→ **DIRECTIONS**: Below are some records; write them all out again exactly.

** Opening DATASET EXCERPTS block **

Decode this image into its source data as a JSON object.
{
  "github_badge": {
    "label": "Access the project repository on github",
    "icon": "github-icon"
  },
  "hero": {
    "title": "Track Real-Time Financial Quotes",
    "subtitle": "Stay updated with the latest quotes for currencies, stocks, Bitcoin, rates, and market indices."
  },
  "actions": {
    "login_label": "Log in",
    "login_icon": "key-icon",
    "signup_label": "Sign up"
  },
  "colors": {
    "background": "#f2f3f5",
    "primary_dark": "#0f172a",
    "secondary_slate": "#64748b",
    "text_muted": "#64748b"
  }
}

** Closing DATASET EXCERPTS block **

→ **ANSWER BELOW**:
Decode this image into its source data as a JSON object.
{
  "github_badge": {
    "label": "Access the project repository on github",
    "icon": "github-icon"
  },
  "hero": {
    "title": "Track Real-Time Financial Quotes",
    "subtitle": "Stay updated with the latest quotes for currencies, stocks, Bitcoin, rates, and market indices."
  },
  "actions": {
    "login_label": "Log in",
    "login_icon": "key-icon",
    "signup_label": "Sign up"
  },
  "colors": {
    "background": "#f2f3f5",
    "primary_dark": "#0f172a",
    "secondary_slate": "#64748b",
    "text_muted": "#64748b"
  }
}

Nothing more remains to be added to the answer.